## PROMPT
Among the entries below, find the lines holding "value" and copy them.

## SUPPLIED MATERIAL
++++++++++

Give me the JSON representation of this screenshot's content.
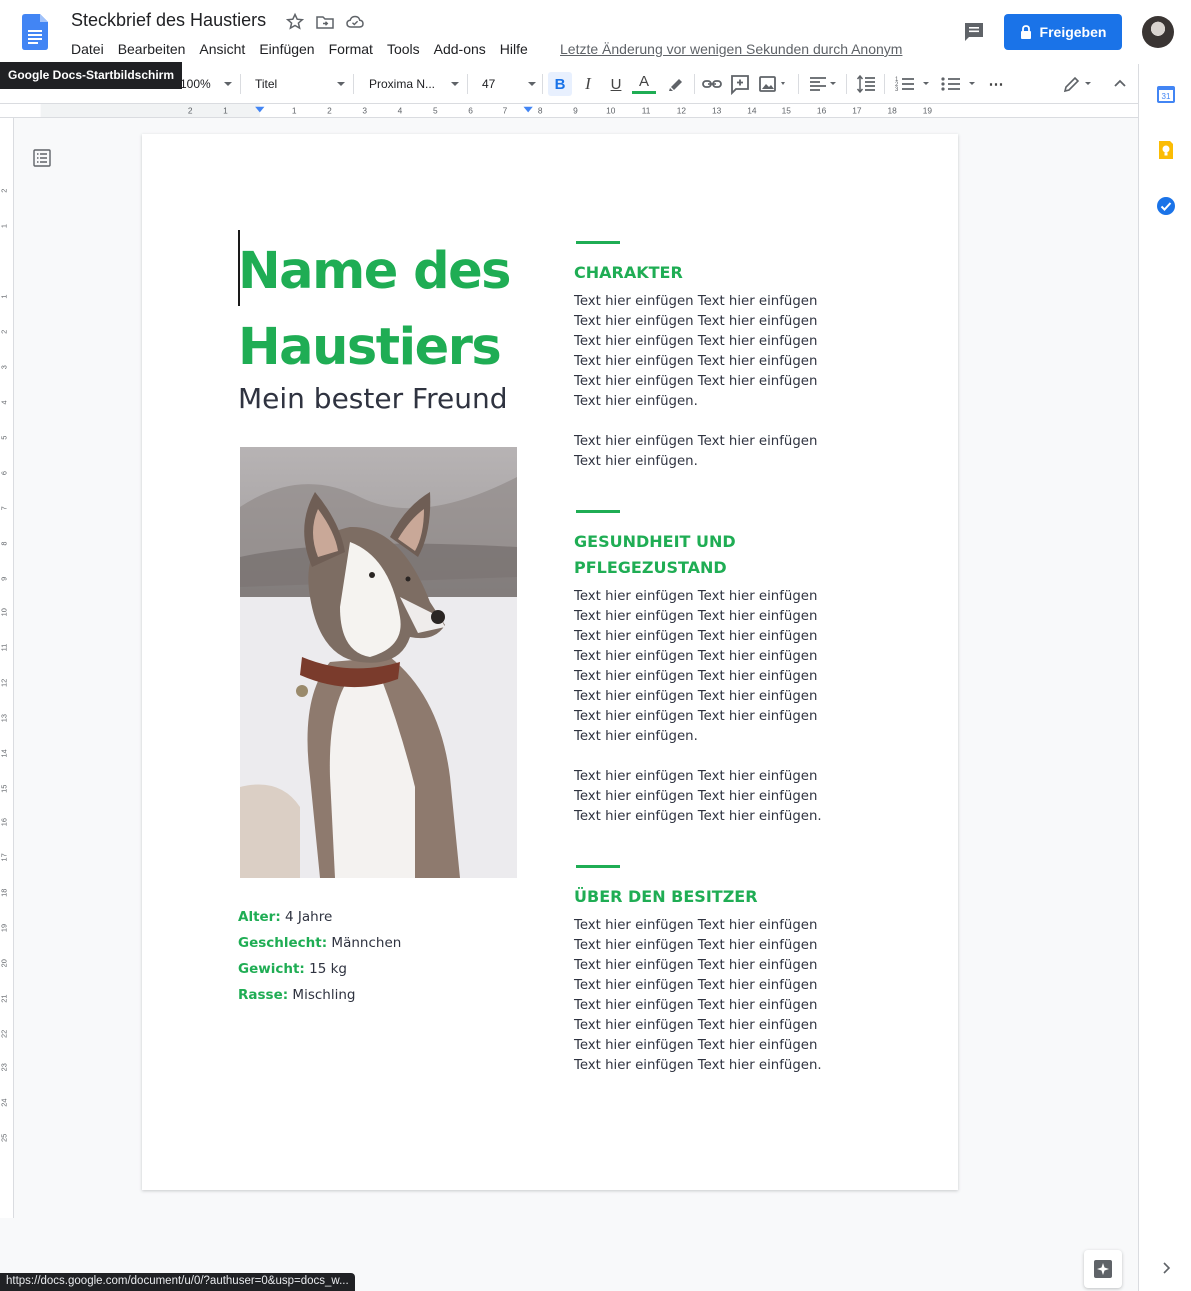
{
  "header": {
    "doc_title": "Steckbrief des Haustiers",
    "menu": [
      "Datei",
      "Bearbeiten",
      "Ansicht",
      "Einfügen",
      "Format",
      "Tools",
      "Add-ons",
      "Hilfe"
    ],
    "last_edit": "Letzte Änderung vor wenigen Sekunden durch Anonym",
    "share_label": "Freigeben",
    "tooltip": "Google Docs-Startbildschirm"
  },
  "toolbar": {
    "zoom": "100%",
    "style": "Titel",
    "font": "Proxima N...",
    "font_size": "47",
    "bold_label": "B",
    "italic_label": "I",
    "underline_label": "U",
    "text_color_label": "A",
    "more_label": "⋯"
  },
  "ruler": {
    "h_ticks": [
      "2",
      "1",
      "1",
      "2",
      "3",
      "4",
      "5",
      "6",
      "7",
      "8",
      "9",
      "10",
      "11",
      "12",
      "13",
      "14",
      "15",
      "16",
      "17",
      "18",
      "19"
    ],
    "v_ticks": [
      "2",
      "1",
      "1",
      "2",
      "3",
      "4",
      "5",
      "6",
      "7",
      "8",
      "9",
      "10",
      "11",
      "12",
      "13",
      "14",
      "15",
      "16",
      "17",
      "18",
      "19",
      "20",
      "21",
      "22",
      "23",
      "24",
      "25"
    ]
  },
  "document": {
    "title_line1": "Name des",
    "title_line2": "Haustiers",
    "subtitle": "Mein bester Freund",
    "facts": [
      {
        "label": "Alter:",
        "value": " 4 Jahre"
      },
      {
        "label": "Geschlecht:",
        "value": " Männchen"
      },
      {
        "label": "Gewicht:",
        "value": " 15 kg"
      },
      {
        "label": "Rasse:",
        "value": " Mischling"
      }
    ],
    "sections": [
      {
        "heading": "CHARAKTER",
        "paragraphs": [
          "Text hier einfügen Text hier einfügen Text hier einfügen Text hier einfügen Text hier einfügen Text hier einfügen Text hier einfügen Text hier einfügen Text hier einfügen Text hier einfügen Text hier einfügen.",
          "Text hier einfügen Text hier einfügen Text hier einfügen."
        ]
      },
      {
        "heading": "GESUNDHEIT UND PFLEGEZUSTAND",
        "paragraphs": [
          "Text hier einfügen Text hier einfügen Text hier einfügen Text hier einfügen Text hier einfügen Text hier einfügen Text hier einfügen Text hier einfügen Text hier einfügen Text hier einfügen Text hier einfügen Text hier einfügen Text hier einfügen Text hier einfügen Text hier einfügen.",
          "Text hier einfügen Text hier einfügen Text hier einfügen Text hier einfügen Text hier einfügen Text hier einfügen."
        ]
      },
      {
        "heading": "ÜBER DEN BESITZER",
        "paragraphs": [
          "Text hier einfügen Text hier einfügen Text hier einfügen Text hier einfügen Text hier einfügen Text hier einfügen Text hier einfügen Text hier einfügen Text hier einfügen Text hier einfügen Text hier einfügen Text hier einfügen Text hier einfügen Text hier einfügen Text hier einfügen Text hier einfügen."
        ]
      }
    ]
  },
  "status_url": "https://docs.google.com/document/u/0/?authuser=0&usp=docs_w...",
  "colors": {
    "accent_green": "#1fad54",
    "share_blue": "#1a73e8",
    "body_text": "#2f3340"
  }
}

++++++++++

## RESPONSE AREA
        "value": " 4 Jahre"
        "value": " Männchen"
        "value": " 15 kg"
        "value": " Mischling"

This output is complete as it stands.